** Task to complete **
When you find the word "username" in a line of the entries, please copy the whole line.

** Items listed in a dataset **

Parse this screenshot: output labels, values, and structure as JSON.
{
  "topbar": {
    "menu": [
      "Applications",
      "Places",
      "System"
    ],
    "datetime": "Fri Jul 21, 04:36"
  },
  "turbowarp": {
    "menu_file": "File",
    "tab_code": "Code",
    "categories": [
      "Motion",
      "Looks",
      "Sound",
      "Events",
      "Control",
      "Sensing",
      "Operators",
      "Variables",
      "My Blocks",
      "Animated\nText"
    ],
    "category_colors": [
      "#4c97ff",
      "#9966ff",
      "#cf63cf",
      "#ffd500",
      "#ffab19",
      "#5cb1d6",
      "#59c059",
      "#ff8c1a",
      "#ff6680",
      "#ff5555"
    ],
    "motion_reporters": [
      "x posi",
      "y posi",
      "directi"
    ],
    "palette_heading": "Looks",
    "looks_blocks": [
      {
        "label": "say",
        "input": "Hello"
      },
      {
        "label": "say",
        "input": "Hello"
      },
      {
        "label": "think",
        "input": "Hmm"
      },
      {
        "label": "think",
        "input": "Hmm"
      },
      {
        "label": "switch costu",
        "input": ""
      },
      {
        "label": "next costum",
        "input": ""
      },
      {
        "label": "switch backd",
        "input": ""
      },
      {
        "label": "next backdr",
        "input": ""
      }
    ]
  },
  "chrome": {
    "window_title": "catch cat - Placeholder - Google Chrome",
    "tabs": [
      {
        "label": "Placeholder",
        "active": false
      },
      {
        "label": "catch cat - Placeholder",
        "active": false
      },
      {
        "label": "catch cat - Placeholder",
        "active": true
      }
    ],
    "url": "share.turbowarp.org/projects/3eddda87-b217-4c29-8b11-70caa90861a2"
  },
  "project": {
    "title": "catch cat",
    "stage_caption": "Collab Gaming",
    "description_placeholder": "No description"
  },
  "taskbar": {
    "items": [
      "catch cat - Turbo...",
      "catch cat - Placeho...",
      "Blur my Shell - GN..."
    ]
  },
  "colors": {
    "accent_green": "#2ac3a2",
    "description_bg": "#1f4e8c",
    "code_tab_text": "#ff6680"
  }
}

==

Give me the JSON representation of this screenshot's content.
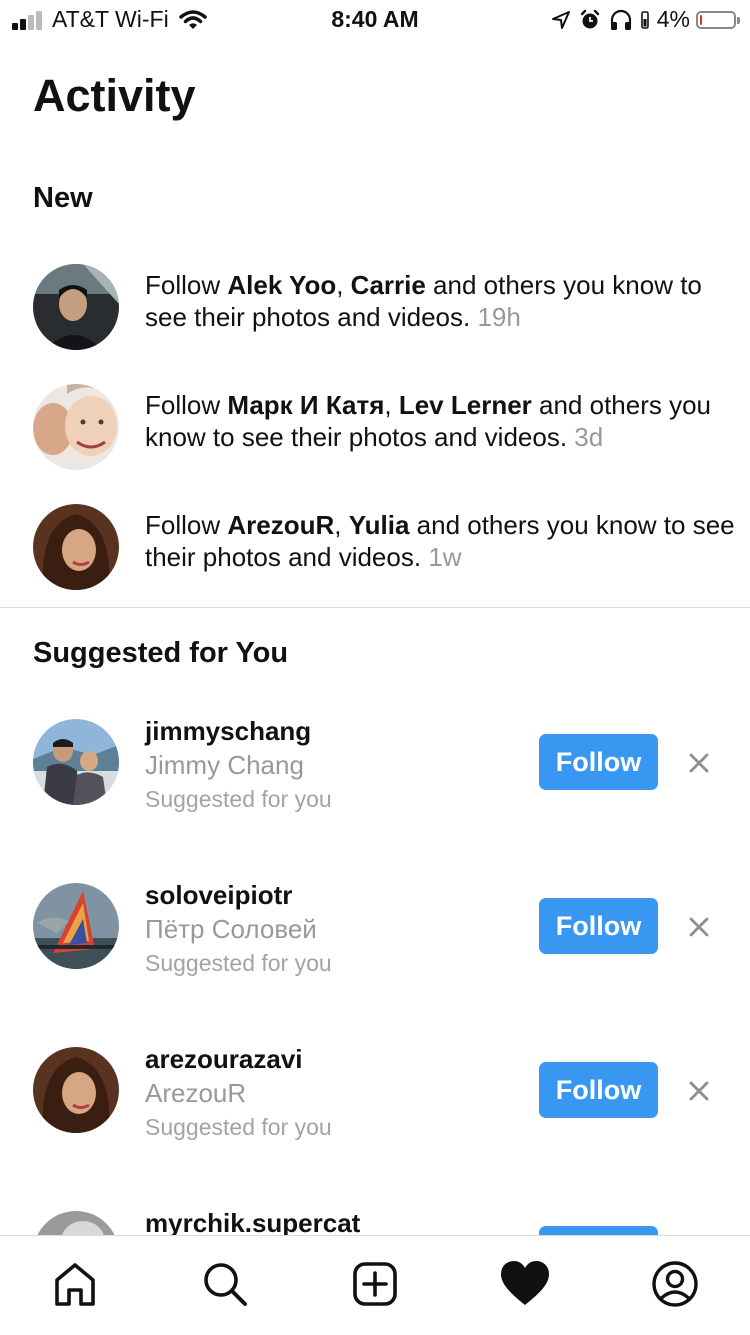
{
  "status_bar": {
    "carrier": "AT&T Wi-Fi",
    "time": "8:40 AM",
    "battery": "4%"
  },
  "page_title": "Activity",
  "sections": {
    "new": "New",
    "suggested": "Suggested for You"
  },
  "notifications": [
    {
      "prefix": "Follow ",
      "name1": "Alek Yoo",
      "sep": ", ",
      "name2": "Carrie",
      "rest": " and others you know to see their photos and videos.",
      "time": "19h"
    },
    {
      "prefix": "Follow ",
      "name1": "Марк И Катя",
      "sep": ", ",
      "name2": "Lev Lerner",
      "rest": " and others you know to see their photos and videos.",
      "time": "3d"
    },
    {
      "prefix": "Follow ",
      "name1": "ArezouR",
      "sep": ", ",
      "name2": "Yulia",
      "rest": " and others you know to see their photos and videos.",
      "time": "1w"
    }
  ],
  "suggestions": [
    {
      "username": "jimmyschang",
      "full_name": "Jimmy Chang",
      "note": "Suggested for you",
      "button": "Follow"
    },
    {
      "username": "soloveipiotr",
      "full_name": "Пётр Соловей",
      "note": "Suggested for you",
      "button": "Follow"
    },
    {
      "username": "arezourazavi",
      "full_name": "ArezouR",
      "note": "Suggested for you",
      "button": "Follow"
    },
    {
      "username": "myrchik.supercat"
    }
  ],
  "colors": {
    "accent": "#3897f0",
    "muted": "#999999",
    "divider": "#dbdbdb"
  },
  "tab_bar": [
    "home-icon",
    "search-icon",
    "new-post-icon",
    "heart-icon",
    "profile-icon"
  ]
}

** Output for this task **
      "username": "jimmyschang",
      "username": "soloveipiotr",
      "username": "arezourazavi",
      "username": "myrchik.supercat"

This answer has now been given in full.